(Extracted records)
=== Begin Enclosure ===
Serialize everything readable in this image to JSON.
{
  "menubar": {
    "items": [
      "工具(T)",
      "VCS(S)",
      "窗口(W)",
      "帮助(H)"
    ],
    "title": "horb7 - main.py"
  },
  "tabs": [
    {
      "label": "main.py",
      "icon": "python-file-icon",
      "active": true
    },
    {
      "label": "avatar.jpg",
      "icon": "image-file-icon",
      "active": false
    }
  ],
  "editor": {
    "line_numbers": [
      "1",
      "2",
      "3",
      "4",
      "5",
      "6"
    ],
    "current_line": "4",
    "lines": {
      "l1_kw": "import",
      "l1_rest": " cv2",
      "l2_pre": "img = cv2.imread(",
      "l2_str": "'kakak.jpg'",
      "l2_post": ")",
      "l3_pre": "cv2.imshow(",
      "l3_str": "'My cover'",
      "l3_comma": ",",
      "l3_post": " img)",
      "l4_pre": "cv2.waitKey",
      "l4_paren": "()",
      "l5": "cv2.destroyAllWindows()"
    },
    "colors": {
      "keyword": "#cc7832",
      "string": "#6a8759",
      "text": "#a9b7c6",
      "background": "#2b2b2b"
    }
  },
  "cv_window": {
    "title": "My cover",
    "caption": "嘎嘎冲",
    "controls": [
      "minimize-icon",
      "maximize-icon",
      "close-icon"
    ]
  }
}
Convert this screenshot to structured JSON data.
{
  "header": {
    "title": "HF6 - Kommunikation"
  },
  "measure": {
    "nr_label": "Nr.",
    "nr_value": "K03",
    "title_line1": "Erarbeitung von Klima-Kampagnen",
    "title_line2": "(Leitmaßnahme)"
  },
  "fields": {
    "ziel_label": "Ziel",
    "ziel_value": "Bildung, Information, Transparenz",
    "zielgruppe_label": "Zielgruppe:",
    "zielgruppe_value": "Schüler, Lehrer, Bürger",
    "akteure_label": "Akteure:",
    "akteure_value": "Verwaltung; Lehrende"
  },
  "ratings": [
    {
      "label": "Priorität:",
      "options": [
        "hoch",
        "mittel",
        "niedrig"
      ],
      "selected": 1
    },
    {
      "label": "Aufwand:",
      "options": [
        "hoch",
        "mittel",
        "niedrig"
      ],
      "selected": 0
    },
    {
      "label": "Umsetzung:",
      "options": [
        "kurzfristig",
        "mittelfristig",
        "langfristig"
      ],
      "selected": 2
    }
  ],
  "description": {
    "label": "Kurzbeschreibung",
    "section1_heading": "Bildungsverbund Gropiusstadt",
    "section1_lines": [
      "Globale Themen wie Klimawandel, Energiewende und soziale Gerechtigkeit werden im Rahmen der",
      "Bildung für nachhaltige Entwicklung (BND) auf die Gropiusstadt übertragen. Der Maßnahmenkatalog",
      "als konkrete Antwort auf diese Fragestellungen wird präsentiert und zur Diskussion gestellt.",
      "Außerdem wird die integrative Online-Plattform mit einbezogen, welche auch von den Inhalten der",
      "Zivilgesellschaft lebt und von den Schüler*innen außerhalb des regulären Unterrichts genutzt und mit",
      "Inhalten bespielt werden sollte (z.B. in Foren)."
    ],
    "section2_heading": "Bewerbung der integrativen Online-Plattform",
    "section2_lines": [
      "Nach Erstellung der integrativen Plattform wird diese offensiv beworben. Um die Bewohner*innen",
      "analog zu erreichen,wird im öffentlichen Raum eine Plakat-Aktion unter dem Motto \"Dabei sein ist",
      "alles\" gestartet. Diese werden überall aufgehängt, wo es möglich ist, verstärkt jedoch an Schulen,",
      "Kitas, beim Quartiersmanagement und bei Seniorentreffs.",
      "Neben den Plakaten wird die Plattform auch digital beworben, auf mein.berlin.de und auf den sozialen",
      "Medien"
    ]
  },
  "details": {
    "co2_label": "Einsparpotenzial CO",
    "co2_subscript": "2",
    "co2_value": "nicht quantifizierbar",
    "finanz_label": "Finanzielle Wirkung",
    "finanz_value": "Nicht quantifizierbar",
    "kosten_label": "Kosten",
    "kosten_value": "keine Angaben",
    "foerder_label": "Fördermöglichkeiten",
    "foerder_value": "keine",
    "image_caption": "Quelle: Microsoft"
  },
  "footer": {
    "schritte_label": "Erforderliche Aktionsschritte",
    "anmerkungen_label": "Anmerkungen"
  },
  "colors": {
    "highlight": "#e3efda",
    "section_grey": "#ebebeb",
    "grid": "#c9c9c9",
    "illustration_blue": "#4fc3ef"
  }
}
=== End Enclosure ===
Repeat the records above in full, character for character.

→ Response to the task:
Serialize everything readable in this image to JSON.
{
  "menubar": {
    "items": [
      "工具(T)",
      "VCS(S)",
      "窗口(W)",
      "帮助(H)"
    ],
    "title": "horb7 - main.py"
  },
  "tabs": [
    {
      "label": "main.py",
      "icon": "python-file-icon",
      "active": true
    },
    {
      "label": "avatar.jpg",
      "icon": "image-file-icon",
      "active": false
    }
  ],
  "editor": {
    "line_numbers": [
      "1",
      "2",
      "3",
      "4",
      "5",
      "6"
    ],
    "current_line": "4",
    "lines": {
      "l1_kw": "import",
      "l1_rest": " cv2",
      "l2_pre": "img = cv2.imread(",
      "l2_str": "'kakak.jpg'",
      "l2_post": ")",
      "l3_pre": "cv2.imshow(",
      "l3_str": "'My cover'",
      "l3_comma": ",",
      "l3_post": " img)",
      "l4_pre": "cv2.waitKey",
      "l4_paren": "()",
      "l5": "cv2.destroyAllWindows()"
    },
    "colors": {
      "keyword": "#cc7832",
      "string": "#6a8759",
      "text": "#a9b7c6",
      "background": "#2b2b2b"
    }
  },
  "cv_window": {
    "title": "My cover",
    "caption": "嘎嘎冲",
    "controls": [
      "minimize-icon",
      "maximize-icon",
      "close-icon"
    ]
  }
}
Convert this screenshot to structured JSON data.
{
  "header": {
    "title": "HF6 - Kommunikation"
  },
  "measure": {
    "nr_label": "Nr.",
    "nr_value": "K03",
    "title_line1": "Erarbeitung von Klima-Kampagnen",
    "title_line2": "(Leitmaßnahme)"
  },
  "fields": {
    "ziel_label": "Ziel",
    "ziel_value": "Bildung, Information, Transparenz",
    "zielgruppe_label": "Zielgruppe:",
    "zielgruppe_value": "Schüler, Lehrer, Bürger",
    "akteure_label": "Akteure:",
    "akteure_value": "Verwaltung; Lehrende"
  },
  "ratings": [
    {
      "label": "Priorität:",
      "options": [
        "hoch",
        "mittel",
        "niedrig"
      ],
      "selected": 1
    },
    {
      "label": "Aufwand:",
      "options": [
        "hoch",
        "mittel",
        "niedrig"
      ],
      "selected": 0
    },
    {
      "label": "Umsetzung:",
      "options": [
        "kurzfristig",
        "mittelfristig",
        "langfristig"
      ],
      "selected": 2
    }
  ],
  "description": {
    "label": "Kurzbeschreibung",
    "section1_heading": "Bildungsverbund Gropiusstadt",
    "section1_lines": [
      "Globale Themen wie Klimawandel, Energiewende und soziale Gerechtigkeit werden im Rahmen der",
      "Bildung für nachhaltige Entwicklung (BND) auf die Gropiusstadt übertragen. Der Maßnahmenkatalog",
      "als konkrete Antwort auf diese Fragestellungen wird präsentiert und zur Diskussion gestellt.",
      "Außerdem wird die integrative Online-Plattform mit einbezogen, welche auch von den Inhalten der",
      "Zivilgesellschaft lebt und von den Schüler*innen außerhalb des regulären Unterrichts genutzt und mit",
      "Inhalten bespielt werden sollte (z.B. in Foren)."
    ],
    "section2_heading": "Bewerbung der integrativen Online-Plattform",
    "section2_lines": [
      "Nach Erstellung der integrativen Plattform wird diese offensiv beworben. Um die Bewohner*innen",
      "analog zu erreichen,wird im öffentlichen Raum eine Plakat-Aktion unter dem Motto \"Dabei sein ist",
      "alles\" gestartet. Diese werden überall aufgehängt, wo es möglich ist, verstärkt jedoch an Schulen,",
      "Kitas, beim Quartiersmanagement und bei Seniorentreffs.",
      "Neben den Plakaten wird die Plattform auch digital beworben, auf mein.berlin.de und auf den sozialen",
      "Medien"
    ]
  },
  "details": {
    "co2_label": "Einsparpotenzial CO",
    "co2_subscript": "2",
    "co2_value": "nicht quantifizierbar",
    "finanz_label": "Finanzielle Wirkung",
    "finanz_value": "Nicht quantifizierbar",
    "kosten_label": "Kosten",
    "kosten_value": "keine Angaben",
    "foerder_label": "Fördermöglichkeiten",
    "foerder_value": "keine",
    "image_caption": "Quelle: Microsoft"
  },
  "footer": {
    "schritte_label": "Erforderliche Aktionsschritte",
    "anmerkungen_label": "Anmerkungen"
  },
  "colors": {
    "highlight": "#e3efda",
    "section_grey": "#ebebeb",
    "grid": "#c9c9c9",
    "illustration_blue": "#4fc3ef"
  }
}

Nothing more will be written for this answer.